### About this task
Which lines below include the string "icon"? Please show each one.

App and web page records
● ● ●

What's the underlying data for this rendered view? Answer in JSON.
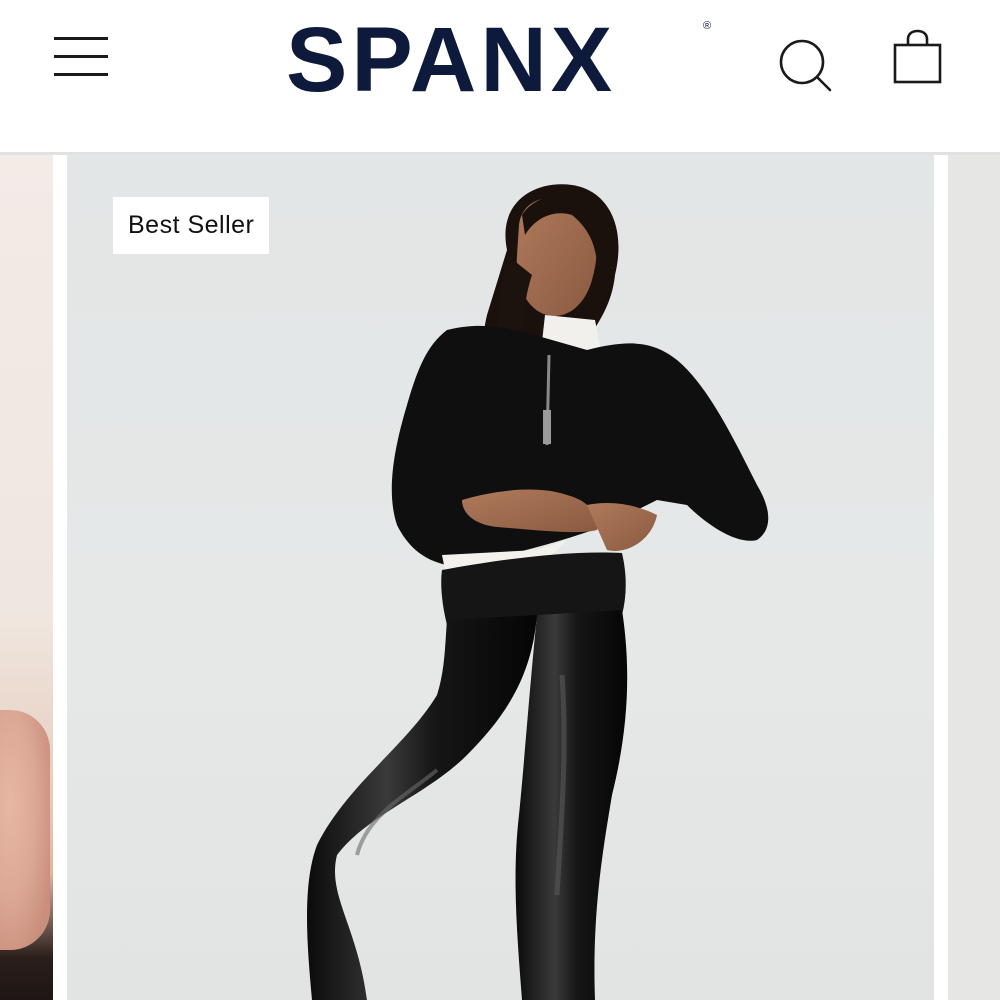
{
  "header": {
    "brand": "SPANX",
    "brand_mark": "®",
    "menu_icon": "hamburger-menu-icon",
    "search_icon": "search-icon",
    "bag_icon": "shopping-bag-icon",
    "brand_color": "#0e1a3c"
  },
  "carousel": {
    "current_slide": {
      "badge": "Best Seller"
    }
  }
}
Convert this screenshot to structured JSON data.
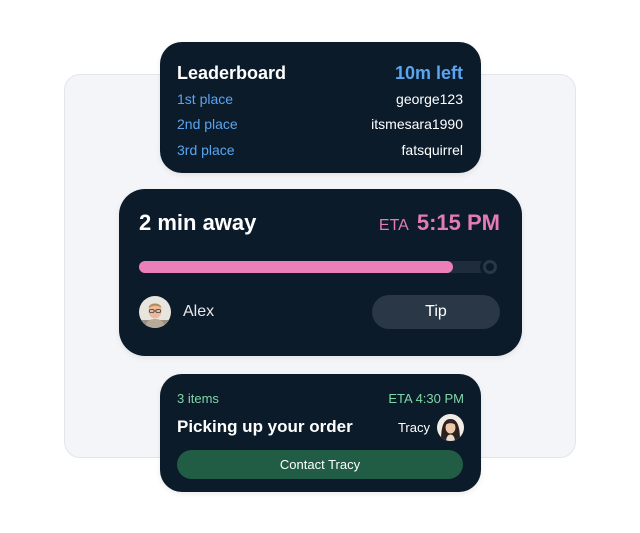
{
  "leaderboard": {
    "title": "Leaderboard",
    "time_left": "10m left",
    "entries": [
      {
        "place": "1st place",
        "name": "george123"
      },
      {
        "place": "2nd place",
        "name": "itsmesara1990"
      },
      {
        "place": "3rd place",
        "name": "fatsquirrel"
      }
    ]
  },
  "delivery": {
    "status": "2 min away",
    "eta_label": "ETA",
    "eta_time": "5:15 PM",
    "progress": 0.87,
    "driver_name": "Alex",
    "tip_label": "Tip"
  },
  "order": {
    "items": "3 items",
    "eta": "ETA 4:30 PM",
    "title": "Picking up your order",
    "shopper_name": "Tracy",
    "contact_label": "Contact Tracy"
  },
  "colors": {
    "card": "#0c1b2a",
    "blue_accent": "#5aa5f0",
    "pink_accent": "#ea7fb9",
    "green_accent": "#7fd6a8",
    "contact_button": "#215c45"
  }
}
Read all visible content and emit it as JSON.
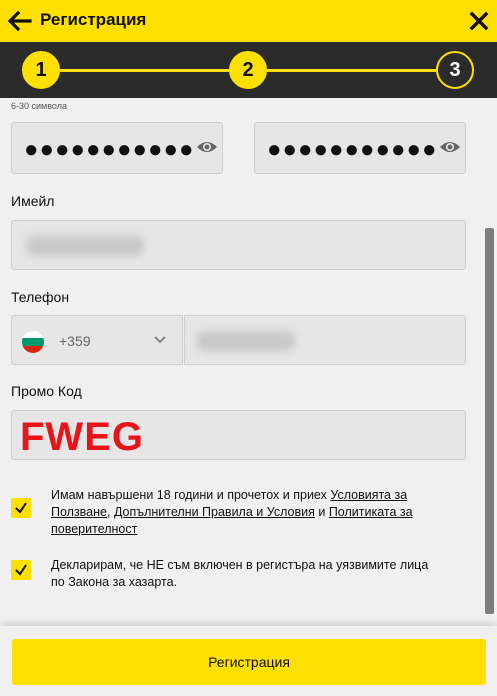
{
  "header": {
    "title": "Регистрация"
  },
  "stepper": {
    "steps": [
      "1",
      "2",
      "3"
    ],
    "current_step": 3
  },
  "password": {
    "hint": "6-30 символа",
    "value_mask": "●●●●●●●●●●●",
    "confirm_mask": "●●●●●●●●●●●"
  },
  "email": {
    "label": "Имейл"
  },
  "phone": {
    "label": "Телефон",
    "country_code": "+359"
  },
  "promo": {
    "label": "Промо Код",
    "value": "FWEG"
  },
  "consents": {
    "age": {
      "text_before": "Имам навършени 18 години и прочетох и приех ",
      "link1": "Условията за Ползване",
      "sep1": ", ",
      "link2": "Допълнителни Правила и Условия",
      "sep2": " и ",
      "link3": "Политиката за поверителност"
    },
    "declaration": {
      "text": "Декларирам, че НЕ съм включен в регистъра на уязвимите лица по Закона за хазарта."
    }
  },
  "submit": {
    "label": "Регистрация"
  },
  "colors": {
    "brand_yellow": "#fde000",
    "dark": "#2b2b2b",
    "promo_red": "#e8141a"
  }
}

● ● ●

### Finished task
    "menu_icon": "hamburger-menu-icon",
    "search_icon": "search-icon",
    "bag_icon": "shopping-bag-icon",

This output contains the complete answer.